This book is a short yet rigorous course on a new paradigm in soil mechanics, one that holds that soil deformation occurs as a simple friction-based Poisson process in which soil particles move to their final position at random shear strains. It originates from work by Casagrande’s soil mechanics group at Harvard University that found that an aggregate of soil particles when sheared reaches a "steady-state" condition, a finding in line with the thermodynamics of dissipative systems. The book unpacks this new paradigm as it applies to soils. The theory explains fundamental, ubiquitous soil behaviors and relationships used in soils engineering daily thousands of times across the world, but whose material bases so far have been unknown. These include for example, why for one-dimensional consolidation, the e-log σ line is linear, and why Cα/Cc is a constant for a given soil. The subtext of the book is that with this paradigm, the scientific method of trying to falsify hypotheses fully drives advances in the field, i.e., that soil mechanics now strictly qualifies as a science that, in turn, informs geotechnical engineering.
The audience for the book is senior undergraduates, graduate students, academics, and researchers as well as industry professionals, particularly geotechnical engineers. It will also be useful to structural engineers, highway engineers, military engineers, persons in the construction industry, as well as planetary scientists. Because its fundamental findings hold for any mass of particles like soils, the theory applies not just to soils, but also to powders, grains etc. so long as these are under pseudo-static (no inertial effects) conditions.
Table of Contents
2 Soil shear–the phenomenological model
3 Soil shear–the physical model (part 1)
4 Soil shear–the physical model (part 2)
5 Soil shear–strain rate effects
6 Consolidation compression–the generalized model
7 One-dimensional loading–strain rate effects
8 Finite element analysis using DSSM
Appendix 1: The Poisson process for soil deformation
Appendix 2: Analytical solution to approximated DSSM model
Paul graduated from a five year undergraduate in Civil Engineering at Engineering College, University of Madras, Madras, India in 1983. He then went on to graduate work in soil mechanics/geotechnical engineering at Purdue University, Indiana and after that, at the Massachusetts Institute of Technology, Massachusetts. He finished a Masters in Applied Mathematics at the University of Massachusetts (Lowell) in 2010, and in Fall 2013, obtained his Ph.D.Paul is registered Professional Engineer (PE) in the State of Massachusetts.

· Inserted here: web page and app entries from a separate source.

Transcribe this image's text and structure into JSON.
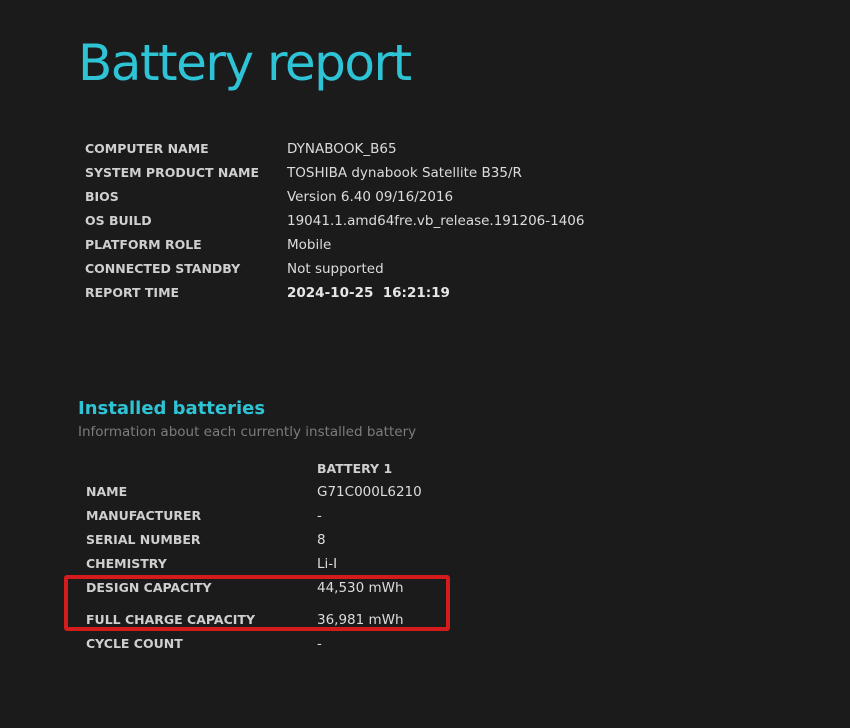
{
  "title": "Battery report",
  "system_info": [
    {
      "label": "COMPUTER NAME",
      "value": "DYNABOOK_B65"
    },
    {
      "label": "SYSTEM PRODUCT NAME",
      "value": "TOSHIBA dynabook Satellite B35/R"
    },
    {
      "label": "BIOS",
      "value": "Version 6.40 09/16/2016"
    },
    {
      "label": "OS BUILD",
      "value": "19041.1.amd64fre.vb_release.191206-1406"
    },
    {
      "label": "PLATFORM ROLE",
      "value": "Mobile"
    },
    {
      "label": "CONNECTED STANDBY",
      "value": "Not supported"
    },
    {
      "label": "REPORT TIME",
      "value": "2024-10-25  16:21:19"
    }
  ],
  "installed_batteries": {
    "title": "Installed batteries",
    "subtitle": "Information about each currently installed battery",
    "column_header": "BATTERY 1",
    "rows": [
      {
        "label": "NAME",
        "value": "G71C000L6210"
      },
      {
        "label": "MANUFACTURER",
        "value": "-"
      },
      {
        "label": "SERIAL NUMBER",
        "value": "8"
      },
      {
        "label": "CHEMISTRY",
        "value": "Li-I"
      },
      {
        "label": "DESIGN CAPACITY",
        "value": "44,530 mWh"
      },
      {
        "label": "FULL CHARGE CAPACITY",
        "value": "36,981 mWh"
      },
      {
        "label": "CYCLE COUNT",
        "value": "-"
      }
    ]
  },
  "colors": {
    "background": "#1b1b1b",
    "accent": "#2ec4d6",
    "highlight": "#d41c1c"
  }
}
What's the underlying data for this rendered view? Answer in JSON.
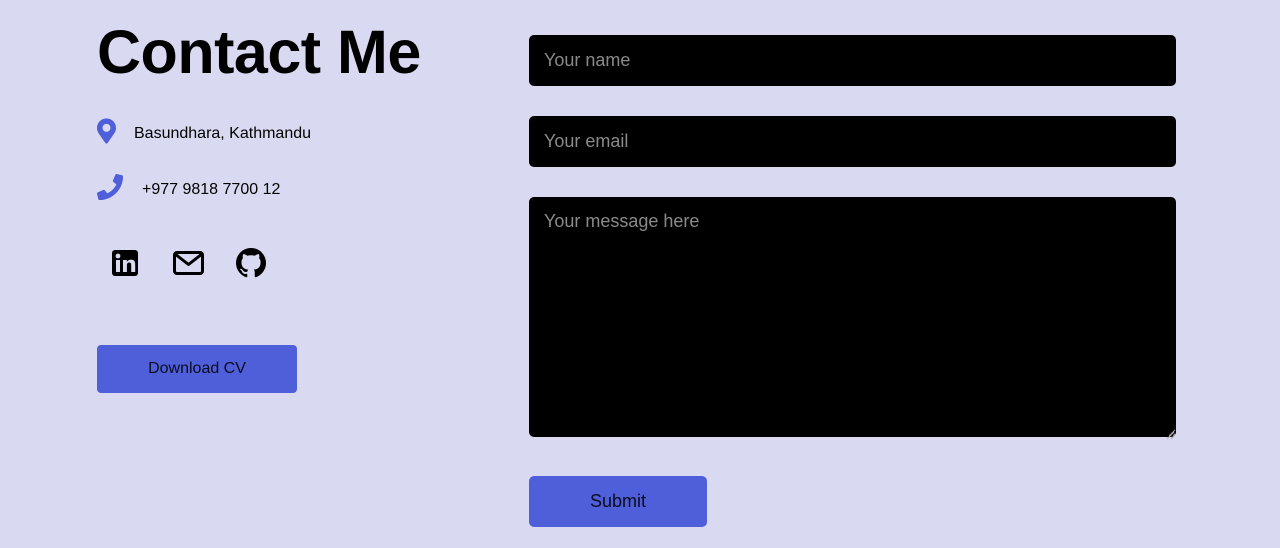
{
  "contact": {
    "title": "Contact Me",
    "address": {
      "icon": "map-pin-icon",
      "text": "Basundhara, Kathmandu"
    },
    "phone": {
      "icon": "phone-icon",
      "text": "+977 9818 7700 12"
    },
    "socials": [
      {
        "icon": "linkedin-icon"
      },
      {
        "icon": "mail-icon"
      },
      {
        "icon": "github-icon"
      }
    ],
    "download_cv_label": "Download CV"
  },
  "form": {
    "name_placeholder": "Your name",
    "name_value": "",
    "email_placeholder": "Your email",
    "email_value": "",
    "message_placeholder": "Your message here",
    "message_value": "",
    "submit_label": "Submit"
  },
  "colors": {
    "background": "#d9daf1",
    "accent": "#4f5fd9",
    "field_background": "#000000",
    "placeholder": "#8a8a8a"
  }
}
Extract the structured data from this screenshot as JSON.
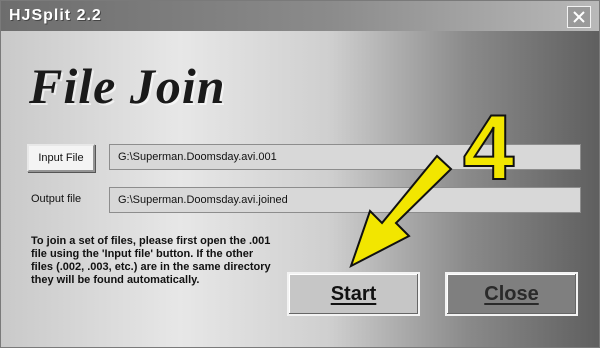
{
  "window": {
    "title": "HJSplit 2.2",
    "heading": "File Join"
  },
  "icons": {
    "close": "close-icon"
  },
  "input": {
    "button_label": "Input File",
    "path_value": "G:\\Superman.Doomsday.avi.001"
  },
  "output": {
    "label": "Output file",
    "path_value": "G:\\Superman.Doomsday.avi.joined"
  },
  "help_text": "To join a set of files, please first open the .001 file using the 'Input file' button. If the other files (.002, .003, etc.) are in the same directory they will be found automatically.",
  "actions": {
    "start_label": "Start",
    "close_label": "Close"
  },
  "annotation": {
    "step_number": "4",
    "color": "#f2e600"
  }
}
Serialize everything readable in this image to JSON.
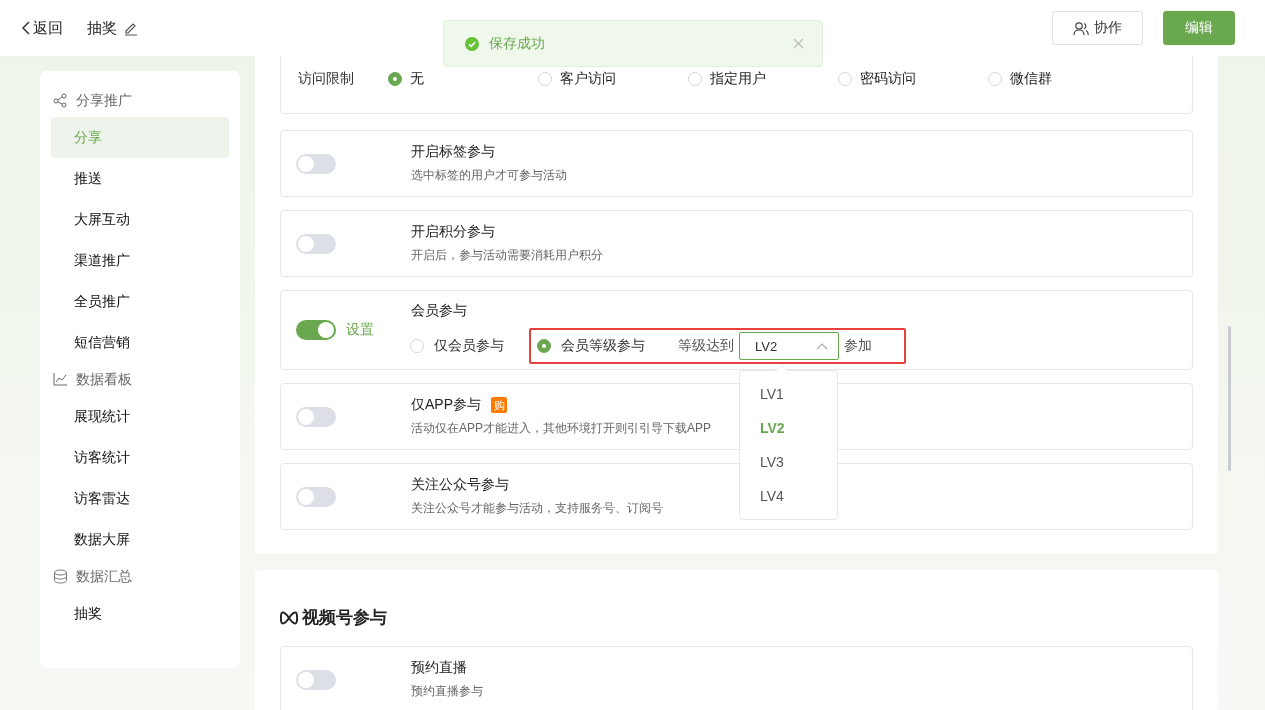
{
  "header": {
    "back": "返回",
    "title": "抽奖",
    "buttons": [
      {
        "label": "协作",
        "kind": "outline"
      },
      {
        "label": "编辑",
        "kind": "primary"
      }
    ]
  },
  "toast": {
    "message": "保存成功"
  },
  "sidebar": {
    "groups": [
      {
        "label": "分享推广",
        "items": [
          {
            "label": "分享",
            "selected": true
          },
          {
            "label": "推送",
            "selected": false
          },
          {
            "label": "大屏互动",
            "selected": false
          },
          {
            "label": "渠道推广",
            "selected": false
          },
          {
            "label": "全员推广",
            "selected": false
          },
          {
            "label": "短信营销",
            "selected": false
          }
        ]
      },
      {
        "label": "数据看板",
        "items": [
          {
            "label": "展现统计",
            "selected": false
          },
          {
            "label": "访客统计",
            "selected": false
          },
          {
            "label": "访客雷达",
            "selected": false
          },
          {
            "label": "数据大屏",
            "selected": false
          }
        ]
      },
      {
        "label": "数据汇总",
        "items": [
          {
            "label": "抽奖",
            "selected": false
          }
        ]
      }
    ]
  },
  "access_limit": {
    "label": "访问限制",
    "options": [
      {
        "label": "无",
        "selected": true
      },
      {
        "label": "客户访问",
        "selected": false
      },
      {
        "label": "指定用户",
        "selected": false
      },
      {
        "label": "密码访问",
        "selected": false
      },
      {
        "label": "微信群",
        "selected": false
      }
    ]
  },
  "settings": [
    {
      "kind": "toggle",
      "title": "开启标签参与",
      "description": "选中标签的用户才可参与活动",
      "on": false
    },
    {
      "kind": "toggle",
      "title": "开启积分参与",
      "description": "开启后，参与活动需要消耗用户积分",
      "on": false
    },
    {
      "kind": "member",
      "title": "会员参与",
      "on": true,
      "link": "设置",
      "options": [
        {
          "label": "仅会员参与",
          "selected": false
        },
        {
          "label": "会员等级参与",
          "selected": true
        }
      ],
      "level_label": "等级达到",
      "select": {
        "value": "LV2",
        "expanded": true,
        "options": [
          {
            "label": "LV1",
            "selected": false
          },
          {
            "label": "LV2",
            "selected": true
          },
          {
            "label": "LV3",
            "selected": false
          },
          {
            "label": "LV4",
            "selected": false
          }
        ]
      },
      "suffix": "参加",
      "highlighted": true
    },
    {
      "kind": "toggle",
      "title": "仅APP参与",
      "badge": "购",
      "description": "活动仅在APP才能进入，其他环境打开则引引导下载APP",
      "on": false
    },
    {
      "kind": "toggle",
      "title": "关注公众号参与",
      "description": "关注公众号才能参与活动，支持服务号、订阅号",
      "on": false
    }
  ],
  "channels_section": {
    "title": "视频号参与",
    "settings": [
      {
        "kind": "toggle",
        "title": "预约直播",
        "description": "预约直播参与",
        "on": false
      }
    ]
  }
}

"Steady states are ubiquitous in nature and a mathematical framework (loosely called "dynamical systems theory") exists to describe systems with a steady state. The Great Red Spot on Jupiter is an example of a steady state generated by a dynamical system; mathematicians have extensively studied such dynamical systems. In 1971, Steve Poulos at Harvard first described the steady-state condition in soils. Based on this I was able to show that soil shear can be described as a "dynamical system" whose underlying basis is nothing but Poisson process based simple friction. These basic findings (steady-state, dynamical systems, Poisson process based simple friction) mark the advent of a new paradigm for describing soil deformation that is at once both simple and powerful. I call this new paradigm Dynamical Systems Soil Mechanics (DSSM for short). It is the only theory that predicts key relationships observed in the empirical evidence from decades of soil tests, relationships which hitherto, have simply been taken as "given.""